    The career hits leader agreed to a lifetime ban from baseball in 1989 after an investigation by John Dowd, a lawyer retained by Major League Baseball, concluded he bet on the Reds to win from 1985-87 while he was a player and manager.

    Rose repeatedly denied the allegations before admitting in a 2004 autobiography he bet on Cincinnati to win while he managed the team. Rose became player-manager in 1984 and managed the team until the suspension in August 1989.

    ESPN's "Outside the Lines" said it obtained a notebook seized by U.S. Postal Inspection Service in October 1989 from Rose associate Michael Bertolini, which reflect betting records from March to July 1986. The documents are under seal and stored in the National Archives' New York office, ESPN said.

    Anthony Upton/Rowing Marine via Getty Images

    "Since we submitted the application earlier this year, we committed to MLB that we would not comment on specific matters relating to reinstatement. I need to maintain that," Rose said in a statement from his attorney, Raymond Genco. "To be sure, I'm eager to sit down with Mr. Manfred to address my entire history — the good and the bad — and my long personal journey since baseball. That meeting likely will come sometime after the All Star break.  Therefore at this point, it's not appropriate to comment on any specifics."

    Rose applied for reinstatement to baseball in September 1997 and met in November 2002 with Commissioner Bud Selig, who never ruled on the application. Rose applied again after Selig was succeeded by Rob Manfred in January.

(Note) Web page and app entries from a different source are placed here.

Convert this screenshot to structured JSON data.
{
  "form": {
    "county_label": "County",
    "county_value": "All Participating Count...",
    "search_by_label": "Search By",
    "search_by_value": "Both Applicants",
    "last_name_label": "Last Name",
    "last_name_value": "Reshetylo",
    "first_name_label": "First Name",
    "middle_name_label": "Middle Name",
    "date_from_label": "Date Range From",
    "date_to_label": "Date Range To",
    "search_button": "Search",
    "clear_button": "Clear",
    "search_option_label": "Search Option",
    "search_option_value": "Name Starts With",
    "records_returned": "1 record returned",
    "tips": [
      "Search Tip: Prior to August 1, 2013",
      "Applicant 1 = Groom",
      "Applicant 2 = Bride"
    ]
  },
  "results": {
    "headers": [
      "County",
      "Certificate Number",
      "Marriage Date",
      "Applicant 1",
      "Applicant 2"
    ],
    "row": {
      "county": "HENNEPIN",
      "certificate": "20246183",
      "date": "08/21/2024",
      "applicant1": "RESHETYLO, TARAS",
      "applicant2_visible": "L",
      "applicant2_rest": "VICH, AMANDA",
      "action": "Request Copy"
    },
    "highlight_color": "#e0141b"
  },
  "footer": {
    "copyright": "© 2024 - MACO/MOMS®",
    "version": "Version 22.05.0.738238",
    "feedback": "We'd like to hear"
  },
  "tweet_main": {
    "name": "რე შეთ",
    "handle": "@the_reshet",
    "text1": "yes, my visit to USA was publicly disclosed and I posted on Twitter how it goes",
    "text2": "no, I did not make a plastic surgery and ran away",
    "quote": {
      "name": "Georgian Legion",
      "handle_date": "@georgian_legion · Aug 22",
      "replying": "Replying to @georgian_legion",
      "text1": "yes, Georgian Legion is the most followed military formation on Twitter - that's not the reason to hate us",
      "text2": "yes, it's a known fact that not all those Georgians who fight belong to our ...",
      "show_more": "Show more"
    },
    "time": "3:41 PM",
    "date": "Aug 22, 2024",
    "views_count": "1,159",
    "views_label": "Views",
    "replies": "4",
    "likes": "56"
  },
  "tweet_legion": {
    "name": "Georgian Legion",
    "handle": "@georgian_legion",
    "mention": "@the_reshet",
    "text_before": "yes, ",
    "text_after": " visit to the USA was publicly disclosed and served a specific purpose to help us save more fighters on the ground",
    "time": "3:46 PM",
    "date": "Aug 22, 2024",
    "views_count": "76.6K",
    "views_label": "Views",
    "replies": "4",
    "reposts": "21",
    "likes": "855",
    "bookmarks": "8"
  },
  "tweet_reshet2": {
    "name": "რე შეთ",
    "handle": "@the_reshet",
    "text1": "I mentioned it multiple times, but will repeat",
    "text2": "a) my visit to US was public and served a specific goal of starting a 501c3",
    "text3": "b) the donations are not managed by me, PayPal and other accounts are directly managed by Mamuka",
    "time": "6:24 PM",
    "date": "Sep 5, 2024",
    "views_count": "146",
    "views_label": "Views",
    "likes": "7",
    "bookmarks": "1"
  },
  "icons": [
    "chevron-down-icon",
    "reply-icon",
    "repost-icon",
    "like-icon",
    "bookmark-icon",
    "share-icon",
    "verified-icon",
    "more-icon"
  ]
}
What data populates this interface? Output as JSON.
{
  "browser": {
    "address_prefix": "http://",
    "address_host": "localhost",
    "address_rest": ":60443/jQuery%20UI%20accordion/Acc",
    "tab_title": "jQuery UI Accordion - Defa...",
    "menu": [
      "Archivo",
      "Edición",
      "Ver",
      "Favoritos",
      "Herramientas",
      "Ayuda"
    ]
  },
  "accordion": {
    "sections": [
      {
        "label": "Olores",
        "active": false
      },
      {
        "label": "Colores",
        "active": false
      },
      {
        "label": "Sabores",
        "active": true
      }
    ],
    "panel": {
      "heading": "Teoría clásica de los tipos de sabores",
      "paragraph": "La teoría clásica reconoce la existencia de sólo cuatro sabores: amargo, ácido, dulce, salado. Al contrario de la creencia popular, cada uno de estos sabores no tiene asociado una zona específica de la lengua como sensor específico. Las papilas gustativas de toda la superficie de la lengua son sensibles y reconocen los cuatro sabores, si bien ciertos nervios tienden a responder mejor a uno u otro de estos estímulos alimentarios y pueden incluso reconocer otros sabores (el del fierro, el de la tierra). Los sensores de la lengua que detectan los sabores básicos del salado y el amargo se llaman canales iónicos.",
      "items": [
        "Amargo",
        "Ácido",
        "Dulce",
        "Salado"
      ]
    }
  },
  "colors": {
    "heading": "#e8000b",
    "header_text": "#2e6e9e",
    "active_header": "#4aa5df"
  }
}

    Rose is ineligible for the Hall of Fame as long as he is on the permanently suspended list.